This virtuous manhood is found at the golden mean between being a wimp and a barbarian — being prone to cowardice (the ability to talk yourself out of anything difficult or risky) and the inability to set one’s thumos (spiritedness) within the proper reasonable limits. Thus, being a man does not mean the eradication of natural spiritedness but successfully bridling it and employing it in the service of one’s own happiness. In the gospel sense, it means placing it within the Lord’s boundaries. The manly man’s courage is seen not only on the battlefield but also in defending the gospel and one’s family. Courage is seen just as much in the apostle Paul’s testimony before King Agrippa as it is in David’s charge toward Goliath.

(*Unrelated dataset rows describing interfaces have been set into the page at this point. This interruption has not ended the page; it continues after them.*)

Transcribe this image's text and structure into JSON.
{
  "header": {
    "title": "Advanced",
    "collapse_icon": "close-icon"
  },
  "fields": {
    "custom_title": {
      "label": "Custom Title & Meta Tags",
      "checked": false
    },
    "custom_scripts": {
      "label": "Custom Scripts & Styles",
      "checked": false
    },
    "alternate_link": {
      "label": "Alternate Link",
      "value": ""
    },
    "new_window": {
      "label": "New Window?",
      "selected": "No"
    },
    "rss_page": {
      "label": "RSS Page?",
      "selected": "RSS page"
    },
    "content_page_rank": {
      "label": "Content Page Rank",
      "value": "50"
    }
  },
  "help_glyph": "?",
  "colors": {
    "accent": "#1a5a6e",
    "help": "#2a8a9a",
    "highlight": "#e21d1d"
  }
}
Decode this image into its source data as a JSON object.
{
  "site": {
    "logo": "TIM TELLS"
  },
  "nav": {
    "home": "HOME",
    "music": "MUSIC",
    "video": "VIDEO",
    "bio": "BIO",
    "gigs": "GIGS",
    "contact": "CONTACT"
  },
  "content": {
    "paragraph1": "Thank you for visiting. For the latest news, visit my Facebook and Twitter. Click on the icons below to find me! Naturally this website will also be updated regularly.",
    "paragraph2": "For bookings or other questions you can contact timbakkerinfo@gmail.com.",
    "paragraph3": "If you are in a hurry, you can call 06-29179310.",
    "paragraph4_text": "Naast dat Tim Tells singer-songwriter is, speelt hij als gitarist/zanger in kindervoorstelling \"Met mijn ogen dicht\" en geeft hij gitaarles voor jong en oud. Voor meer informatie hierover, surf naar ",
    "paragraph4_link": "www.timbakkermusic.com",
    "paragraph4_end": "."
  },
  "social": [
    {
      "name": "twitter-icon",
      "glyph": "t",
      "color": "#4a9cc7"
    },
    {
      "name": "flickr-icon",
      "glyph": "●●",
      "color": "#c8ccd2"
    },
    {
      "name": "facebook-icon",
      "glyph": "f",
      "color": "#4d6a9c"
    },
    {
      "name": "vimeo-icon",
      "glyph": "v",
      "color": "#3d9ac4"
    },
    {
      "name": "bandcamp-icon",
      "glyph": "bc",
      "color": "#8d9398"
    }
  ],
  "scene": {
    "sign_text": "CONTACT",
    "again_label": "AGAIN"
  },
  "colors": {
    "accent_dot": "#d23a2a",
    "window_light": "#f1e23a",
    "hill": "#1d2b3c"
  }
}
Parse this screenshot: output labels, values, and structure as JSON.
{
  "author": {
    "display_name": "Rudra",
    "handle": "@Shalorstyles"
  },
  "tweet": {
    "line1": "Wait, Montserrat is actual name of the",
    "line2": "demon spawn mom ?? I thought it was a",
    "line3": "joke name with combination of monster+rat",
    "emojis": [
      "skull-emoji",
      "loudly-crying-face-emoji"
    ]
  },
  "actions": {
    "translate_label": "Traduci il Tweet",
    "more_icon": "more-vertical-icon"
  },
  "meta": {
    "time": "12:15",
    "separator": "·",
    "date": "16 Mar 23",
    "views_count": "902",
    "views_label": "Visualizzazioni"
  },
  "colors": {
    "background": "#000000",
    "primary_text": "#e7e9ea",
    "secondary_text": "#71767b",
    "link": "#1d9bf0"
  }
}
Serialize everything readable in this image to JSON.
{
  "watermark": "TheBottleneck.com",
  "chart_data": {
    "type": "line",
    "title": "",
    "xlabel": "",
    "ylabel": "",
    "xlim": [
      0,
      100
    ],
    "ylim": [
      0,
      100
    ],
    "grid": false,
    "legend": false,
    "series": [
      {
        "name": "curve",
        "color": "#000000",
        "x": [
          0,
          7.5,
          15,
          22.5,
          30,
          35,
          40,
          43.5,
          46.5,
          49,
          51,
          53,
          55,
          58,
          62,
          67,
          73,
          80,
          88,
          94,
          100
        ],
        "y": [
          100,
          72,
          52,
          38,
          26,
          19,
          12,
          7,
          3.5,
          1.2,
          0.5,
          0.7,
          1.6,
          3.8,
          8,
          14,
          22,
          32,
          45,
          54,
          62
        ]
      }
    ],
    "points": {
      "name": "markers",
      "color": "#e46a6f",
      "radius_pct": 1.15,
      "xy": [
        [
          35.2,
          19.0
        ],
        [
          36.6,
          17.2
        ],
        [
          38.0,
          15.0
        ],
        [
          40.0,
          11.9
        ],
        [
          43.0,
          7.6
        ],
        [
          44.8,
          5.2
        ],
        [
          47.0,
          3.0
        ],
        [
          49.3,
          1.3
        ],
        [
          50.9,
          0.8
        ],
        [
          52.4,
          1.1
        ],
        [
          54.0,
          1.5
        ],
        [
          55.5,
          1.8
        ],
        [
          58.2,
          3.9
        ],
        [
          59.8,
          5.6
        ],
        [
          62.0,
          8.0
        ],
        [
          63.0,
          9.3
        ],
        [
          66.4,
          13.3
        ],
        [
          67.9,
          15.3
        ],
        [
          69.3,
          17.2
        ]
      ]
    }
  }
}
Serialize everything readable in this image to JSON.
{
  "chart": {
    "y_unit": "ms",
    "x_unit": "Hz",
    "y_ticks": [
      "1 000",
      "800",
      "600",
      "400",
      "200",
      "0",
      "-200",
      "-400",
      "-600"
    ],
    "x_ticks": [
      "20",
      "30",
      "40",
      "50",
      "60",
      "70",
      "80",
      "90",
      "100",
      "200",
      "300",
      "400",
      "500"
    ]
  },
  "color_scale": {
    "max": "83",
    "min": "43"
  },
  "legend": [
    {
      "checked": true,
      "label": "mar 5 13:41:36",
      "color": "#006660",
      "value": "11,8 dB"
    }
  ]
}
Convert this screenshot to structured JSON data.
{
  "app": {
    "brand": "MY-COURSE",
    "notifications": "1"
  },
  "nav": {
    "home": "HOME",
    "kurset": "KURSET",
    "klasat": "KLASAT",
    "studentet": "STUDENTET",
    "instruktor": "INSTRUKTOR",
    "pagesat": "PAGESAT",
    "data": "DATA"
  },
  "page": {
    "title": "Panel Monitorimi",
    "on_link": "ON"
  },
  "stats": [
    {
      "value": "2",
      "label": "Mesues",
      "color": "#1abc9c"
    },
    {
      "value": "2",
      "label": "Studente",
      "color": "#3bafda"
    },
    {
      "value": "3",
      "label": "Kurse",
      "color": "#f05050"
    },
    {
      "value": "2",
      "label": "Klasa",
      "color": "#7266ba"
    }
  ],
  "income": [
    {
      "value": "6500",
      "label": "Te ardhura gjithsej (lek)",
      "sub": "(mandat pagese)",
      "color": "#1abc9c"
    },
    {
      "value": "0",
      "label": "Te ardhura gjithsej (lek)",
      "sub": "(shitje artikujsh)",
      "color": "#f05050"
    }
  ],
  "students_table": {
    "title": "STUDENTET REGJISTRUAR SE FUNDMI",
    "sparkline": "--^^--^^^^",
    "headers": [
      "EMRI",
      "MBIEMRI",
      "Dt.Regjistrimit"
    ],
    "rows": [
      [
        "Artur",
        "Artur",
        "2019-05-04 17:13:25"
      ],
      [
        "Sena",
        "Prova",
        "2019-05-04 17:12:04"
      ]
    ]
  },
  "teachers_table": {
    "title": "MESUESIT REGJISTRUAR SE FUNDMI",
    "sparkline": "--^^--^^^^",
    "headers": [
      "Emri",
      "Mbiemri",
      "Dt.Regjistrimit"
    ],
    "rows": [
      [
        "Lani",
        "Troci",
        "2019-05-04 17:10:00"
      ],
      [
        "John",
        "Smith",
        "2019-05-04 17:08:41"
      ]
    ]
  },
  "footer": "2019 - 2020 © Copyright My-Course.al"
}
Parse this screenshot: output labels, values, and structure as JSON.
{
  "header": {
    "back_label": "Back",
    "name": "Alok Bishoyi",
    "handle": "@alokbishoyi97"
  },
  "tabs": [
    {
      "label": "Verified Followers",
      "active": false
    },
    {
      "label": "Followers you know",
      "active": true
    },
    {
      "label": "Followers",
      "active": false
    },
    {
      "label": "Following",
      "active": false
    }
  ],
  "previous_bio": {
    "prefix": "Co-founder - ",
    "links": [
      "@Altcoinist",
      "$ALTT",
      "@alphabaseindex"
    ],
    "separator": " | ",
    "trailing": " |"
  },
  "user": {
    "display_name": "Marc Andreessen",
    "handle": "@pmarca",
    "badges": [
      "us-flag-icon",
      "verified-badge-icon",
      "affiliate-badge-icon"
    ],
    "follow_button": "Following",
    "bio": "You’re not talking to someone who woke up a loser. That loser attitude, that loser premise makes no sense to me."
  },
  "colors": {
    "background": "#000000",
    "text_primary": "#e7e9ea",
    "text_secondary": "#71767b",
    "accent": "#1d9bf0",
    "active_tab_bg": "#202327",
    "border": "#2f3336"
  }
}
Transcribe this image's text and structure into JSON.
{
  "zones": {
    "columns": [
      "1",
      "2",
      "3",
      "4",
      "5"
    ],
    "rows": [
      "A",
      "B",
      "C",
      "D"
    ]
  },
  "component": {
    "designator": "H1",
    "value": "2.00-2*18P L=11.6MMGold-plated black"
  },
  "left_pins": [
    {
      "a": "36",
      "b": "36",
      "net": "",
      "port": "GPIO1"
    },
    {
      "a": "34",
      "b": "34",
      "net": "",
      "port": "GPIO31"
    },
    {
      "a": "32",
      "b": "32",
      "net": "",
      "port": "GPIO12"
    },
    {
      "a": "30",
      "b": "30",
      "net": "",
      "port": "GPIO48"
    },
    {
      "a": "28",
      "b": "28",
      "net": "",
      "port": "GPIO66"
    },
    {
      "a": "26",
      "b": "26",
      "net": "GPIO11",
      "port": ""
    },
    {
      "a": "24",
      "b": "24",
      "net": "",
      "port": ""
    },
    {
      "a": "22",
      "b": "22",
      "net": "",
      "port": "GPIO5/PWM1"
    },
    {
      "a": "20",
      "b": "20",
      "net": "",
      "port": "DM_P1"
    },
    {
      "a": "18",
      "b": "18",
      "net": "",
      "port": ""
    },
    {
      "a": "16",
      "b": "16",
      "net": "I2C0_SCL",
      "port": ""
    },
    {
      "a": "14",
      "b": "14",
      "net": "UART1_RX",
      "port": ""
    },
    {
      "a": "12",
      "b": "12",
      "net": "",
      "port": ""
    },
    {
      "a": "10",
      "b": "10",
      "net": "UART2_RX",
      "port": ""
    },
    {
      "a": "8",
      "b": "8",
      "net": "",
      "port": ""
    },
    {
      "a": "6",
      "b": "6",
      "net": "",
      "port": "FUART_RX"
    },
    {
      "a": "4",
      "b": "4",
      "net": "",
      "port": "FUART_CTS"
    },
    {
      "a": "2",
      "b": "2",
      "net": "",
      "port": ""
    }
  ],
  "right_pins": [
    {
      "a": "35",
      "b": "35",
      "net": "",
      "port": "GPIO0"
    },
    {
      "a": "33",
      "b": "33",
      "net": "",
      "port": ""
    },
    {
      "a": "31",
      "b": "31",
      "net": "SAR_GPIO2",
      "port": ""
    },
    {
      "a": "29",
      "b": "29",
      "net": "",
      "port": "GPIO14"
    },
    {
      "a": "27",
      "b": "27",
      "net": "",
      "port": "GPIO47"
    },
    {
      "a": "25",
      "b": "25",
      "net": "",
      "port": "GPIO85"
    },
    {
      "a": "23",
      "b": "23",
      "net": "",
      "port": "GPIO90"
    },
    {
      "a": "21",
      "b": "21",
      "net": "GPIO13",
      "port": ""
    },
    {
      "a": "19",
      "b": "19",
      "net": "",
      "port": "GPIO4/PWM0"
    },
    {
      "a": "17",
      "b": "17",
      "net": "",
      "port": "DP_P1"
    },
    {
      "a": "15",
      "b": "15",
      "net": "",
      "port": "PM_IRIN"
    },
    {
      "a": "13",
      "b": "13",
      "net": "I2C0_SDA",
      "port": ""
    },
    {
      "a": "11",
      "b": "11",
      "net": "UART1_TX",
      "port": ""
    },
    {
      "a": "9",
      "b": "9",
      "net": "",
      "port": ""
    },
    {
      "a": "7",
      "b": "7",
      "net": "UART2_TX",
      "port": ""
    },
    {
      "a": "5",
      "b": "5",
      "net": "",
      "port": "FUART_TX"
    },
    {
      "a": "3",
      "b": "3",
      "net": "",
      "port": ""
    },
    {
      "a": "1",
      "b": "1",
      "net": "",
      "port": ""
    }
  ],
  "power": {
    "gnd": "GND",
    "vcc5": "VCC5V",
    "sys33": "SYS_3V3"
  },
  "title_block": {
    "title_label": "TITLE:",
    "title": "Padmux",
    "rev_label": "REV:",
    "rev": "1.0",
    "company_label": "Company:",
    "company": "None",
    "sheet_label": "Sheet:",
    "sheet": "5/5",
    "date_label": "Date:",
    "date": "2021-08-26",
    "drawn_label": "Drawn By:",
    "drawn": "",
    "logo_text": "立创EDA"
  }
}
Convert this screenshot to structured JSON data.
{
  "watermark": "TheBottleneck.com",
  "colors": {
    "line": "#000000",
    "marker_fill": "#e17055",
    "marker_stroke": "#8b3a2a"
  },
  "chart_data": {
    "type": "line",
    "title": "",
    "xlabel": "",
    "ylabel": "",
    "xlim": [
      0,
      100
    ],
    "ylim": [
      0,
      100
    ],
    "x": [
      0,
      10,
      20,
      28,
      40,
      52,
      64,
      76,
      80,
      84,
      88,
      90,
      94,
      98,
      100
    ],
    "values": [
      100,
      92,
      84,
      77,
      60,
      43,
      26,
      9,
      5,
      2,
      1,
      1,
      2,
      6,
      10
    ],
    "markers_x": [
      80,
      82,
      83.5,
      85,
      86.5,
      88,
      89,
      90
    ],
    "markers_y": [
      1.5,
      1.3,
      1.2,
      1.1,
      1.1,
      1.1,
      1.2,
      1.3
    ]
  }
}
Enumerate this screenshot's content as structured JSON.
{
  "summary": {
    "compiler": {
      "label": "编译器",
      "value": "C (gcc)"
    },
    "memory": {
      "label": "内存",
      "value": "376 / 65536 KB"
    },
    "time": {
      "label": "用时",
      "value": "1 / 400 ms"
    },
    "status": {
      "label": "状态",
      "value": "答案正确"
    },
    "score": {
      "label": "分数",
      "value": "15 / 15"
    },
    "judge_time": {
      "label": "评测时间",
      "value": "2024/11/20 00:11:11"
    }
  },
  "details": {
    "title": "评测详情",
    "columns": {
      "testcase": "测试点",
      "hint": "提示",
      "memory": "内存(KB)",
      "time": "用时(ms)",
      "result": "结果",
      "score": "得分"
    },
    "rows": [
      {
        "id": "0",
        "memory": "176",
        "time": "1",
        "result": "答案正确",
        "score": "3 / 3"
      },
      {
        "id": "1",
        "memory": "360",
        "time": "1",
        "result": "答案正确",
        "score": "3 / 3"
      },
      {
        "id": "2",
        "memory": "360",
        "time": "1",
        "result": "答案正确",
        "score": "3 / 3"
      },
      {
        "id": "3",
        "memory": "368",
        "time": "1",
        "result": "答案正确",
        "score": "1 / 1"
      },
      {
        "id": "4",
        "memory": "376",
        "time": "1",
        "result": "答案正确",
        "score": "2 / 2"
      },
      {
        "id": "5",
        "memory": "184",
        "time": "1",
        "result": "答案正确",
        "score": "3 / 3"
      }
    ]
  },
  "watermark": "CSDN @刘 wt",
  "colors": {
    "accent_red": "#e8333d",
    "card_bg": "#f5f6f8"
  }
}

What is most troubling about Haglund’s essay is that she finds manliness so mysterious that she must engage in a meandering psychoanalysis of Mormon men in an attempt to get at the heart of Mormonism’s “fraught masculinity.” Manliness has become so misunderstood among the general population that its once straight-forward characteristics that even the most uneducated (at a university, anyway) easily grasped are now baffling to some of the most intellectually gifted. Perhaps Mormon men are strong in their opposition to same-sex marriage precisely because they are manly, and they employ their manliness in defense of the gospel and truth in general. Maybe Mormon men care for and even cry about their wives and children because they belong to them and they recognize that their happiness is unequivocally bound up in their goodness.
Brandon Dabling is the Managing Editor for the John Adams Center and a Ph.D. Candidate in political science at Claremont Graduate University. He is also a veteran of church basketball in several western states.